• _Exercise description_:
Copy the records below exactly. Include all of them.

------ Records provided

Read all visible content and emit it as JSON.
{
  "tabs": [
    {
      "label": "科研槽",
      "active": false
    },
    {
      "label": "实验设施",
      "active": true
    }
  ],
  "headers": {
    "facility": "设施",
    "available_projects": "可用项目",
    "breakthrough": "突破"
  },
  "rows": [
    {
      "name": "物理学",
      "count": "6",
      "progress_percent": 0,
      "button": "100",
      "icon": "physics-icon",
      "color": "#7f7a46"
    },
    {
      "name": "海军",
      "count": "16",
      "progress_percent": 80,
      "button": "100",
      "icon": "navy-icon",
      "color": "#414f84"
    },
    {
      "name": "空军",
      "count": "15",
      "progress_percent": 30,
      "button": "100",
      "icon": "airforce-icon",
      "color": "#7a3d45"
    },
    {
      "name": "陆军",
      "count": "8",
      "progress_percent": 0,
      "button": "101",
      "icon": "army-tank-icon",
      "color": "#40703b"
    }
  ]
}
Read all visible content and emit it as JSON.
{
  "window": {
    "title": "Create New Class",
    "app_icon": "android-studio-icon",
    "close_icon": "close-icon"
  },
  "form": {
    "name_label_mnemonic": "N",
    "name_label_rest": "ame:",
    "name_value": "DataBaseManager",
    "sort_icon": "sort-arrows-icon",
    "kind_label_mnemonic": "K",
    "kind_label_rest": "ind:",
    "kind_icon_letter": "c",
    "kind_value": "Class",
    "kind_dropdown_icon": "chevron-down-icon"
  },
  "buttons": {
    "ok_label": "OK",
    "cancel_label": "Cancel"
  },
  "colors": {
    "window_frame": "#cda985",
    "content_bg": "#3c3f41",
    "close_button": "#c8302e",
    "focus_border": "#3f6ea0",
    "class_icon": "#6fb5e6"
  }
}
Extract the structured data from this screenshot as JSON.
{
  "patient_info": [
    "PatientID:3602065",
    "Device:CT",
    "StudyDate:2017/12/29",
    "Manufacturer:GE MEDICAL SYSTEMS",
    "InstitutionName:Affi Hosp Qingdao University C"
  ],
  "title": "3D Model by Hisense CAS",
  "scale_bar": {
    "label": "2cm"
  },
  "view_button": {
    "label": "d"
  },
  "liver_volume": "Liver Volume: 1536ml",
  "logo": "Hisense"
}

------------

• _Solution to this problem_:
Read all visible content and emit it as JSON.
{
  "tabs": [
    {
      "label": "科研槽",
      "active": false
    },
    {
      "label": "实验设施",
      "active": true
    }
  ],
  "headers": {
    "facility": "设施",
    "available_projects": "可用项目",
    "breakthrough": "突破"
  },
  "rows": [
    {
      "name": "物理学",
      "count": "6",
      "progress_percent": 0,
      "button": "100",
      "icon": "physics-icon",
      "color": "#7f7a46"
    },
    {
      "name": "海军",
      "count": "16",
      "progress_percent": 80,
      "button": "100",
      "icon": "navy-icon",
      "color": "#414f84"
    },
    {
      "name": "空军",
      "count": "15",
      "progress_percent": 30,
      "button": "100",
      "icon": "airforce-icon",
      "color": "#7a3d45"
    },
    {
      "name": "陆军",
      "count": "8",
      "progress_percent": 0,
      "button": "101",
      "icon": "army-tank-icon",
      "color": "#40703b"
    }
  ]
}
Read all visible content and emit it as JSON.
{
  "window": {
    "title": "Create New Class",
    "app_icon": "android-studio-icon",
    "close_icon": "close-icon"
  },
  "form": {
    "name_label_mnemonic": "N",
    "name_label_rest": "ame:",
    "name_value": "DataBaseManager",
    "sort_icon": "sort-arrows-icon",
    "kind_label_mnemonic": "K",
    "kind_label_rest": "ind:",
    "kind_icon_letter": "c",
    "kind_value": "Class",
    "kind_dropdown_icon": "chevron-down-icon"
  },
  "buttons": {
    "ok_label": "OK",
    "cancel_label": "Cancel"
  },
  "colors": {
    "window_frame": "#cda985",
    "content_bg": "#3c3f41",
    "close_button": "#c8302e",
    "focus_border": "#3f6ea0",
    "class_icon": "#6fb5e6"
  }
}
Extract the structured data from this screenshot as JSON.
{
  "patient_info": [
    "PatientID:3602065",
    "Device:CT",
    "StudyDate:2017/12/29",
    "Manufacturer:GE MEDICAL SYSTEMS",
    "InstitutionName:Affi Hosp Qingdao University C"
  ],
  "title": "3D Model by Hisense CAS",
  "scale_bar": {
    "label": "2cm"
  },
  "view_button": {
    "label": "d"
  },
  "liver_volume": "Liver Volume: 1536ml",
  "logo": "Hisense"
}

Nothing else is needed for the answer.